Although air ions have been believed to exert biological influences for a long time, experimental results have been contradictory due to flawed methodologies and inadequate assessments. Nevertheless, there is evidence suggesting that negative air ions have various effects. They can kill bacteria, promote plant and insect growth, and induce physiological and behavioral changes in humans and animals. Some individuals, particularly about one-third of the population, are sensitive to air ions and may experience symptoms of depression, lassitude, migraine, nausea, insomnia, and respiratory problems in response to shifts in ion concentration.
Negative air ions have shown positive effects on thermal comfort, alertness, and well-being. They can reduce stuffiness, nausea, dizziness, and headaches in office workers. Negative ions also decrease serotonin concentration, which may contribute to a serotonin irritation syndrome that manifests as the aforementioned symptoms. On the other hand, negative ions improve mood, decrease anxiety, enhance performance, and increase natural killer cell activity. They have been utilized in the treatment of seasonal affective disorder and have shown benefits in improving depression and anxiety symptoms.
Animals, such as rats, also demonstrate improved learning, performance, and reduced fear in the presence of negative air ions. Indoor ion depletion has been correlated with depression and somnolence, while increased levels of negative air ions stabilize mood, increase vigor and friendliness, improve alertness and concentration, and decrease tension. Higher levels of air ions have even been associated with longevity in a Chinese city known for its long-lived residents.
Overall, air ions, especially negative ions, appear to be a potentially significant contributor to the benefits derived from nature. Further research is needed to fully understand their mechanisms and harness their potential for improving mood and health.
In this conclusion, the authors emphasize the need to broaden research on the benefits of nature beyond the visual sense. While visual benefits have been extensively studied, there are other pathways through which nature provides advantages, including sound, smell, taste, touch, phytoncides, negative air ions, and microbes. The idea that feeling connected to nature can provide psychological benefits is briefly mentioned as an alternative pathway worth exploring further.
The authors highlight the evidence supporting the positive effects of viewing nature, listening to natural sounds, experiencing pleasant smells, consuming natural diets, interacting with animals, exposure to phytoncides, negative air ions, and the interplay between gut and brain microbiota. They suggest that these sensory and non-sensory pathways may work together synergistically, additively, or sub-additively to deliver nature's benefits.
The limitations of the review are acknowledged, including its narrative nature and the need for future studies to adopt a more systematic approach. The authors suggest focusing on specific health or well-being outcomes in more narrowly defined studies. They also mention that correlational or preference studies were used in cases where experimental research was lacking to explore potential sensory pathways for nature benefits.
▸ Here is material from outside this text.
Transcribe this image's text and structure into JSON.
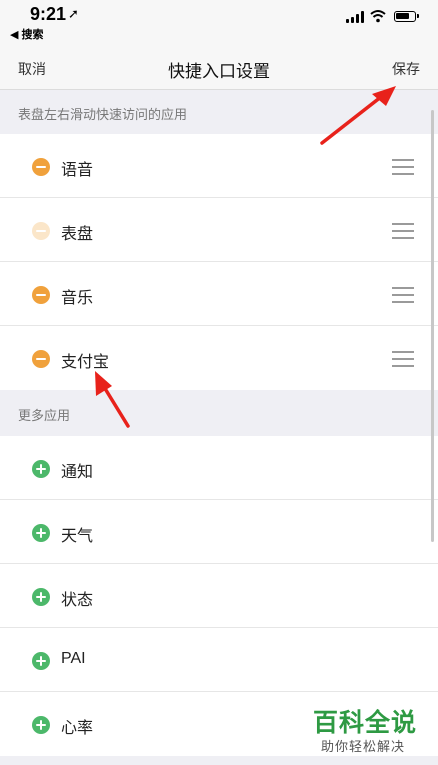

It is emphasized that humans have evolved as multi-sensory organisms, and our health and well-being likely depend on multiple sensory channels. To fully understand the interdependence of nature and our well-being, research needs to encompass the full range of our senses and explore how nature benefits are delivered through these sensory pathways.
A Review of the Benefits of Nature Experiences: More Than Meets the Eye (International Journal of Environmental Research and Public Health)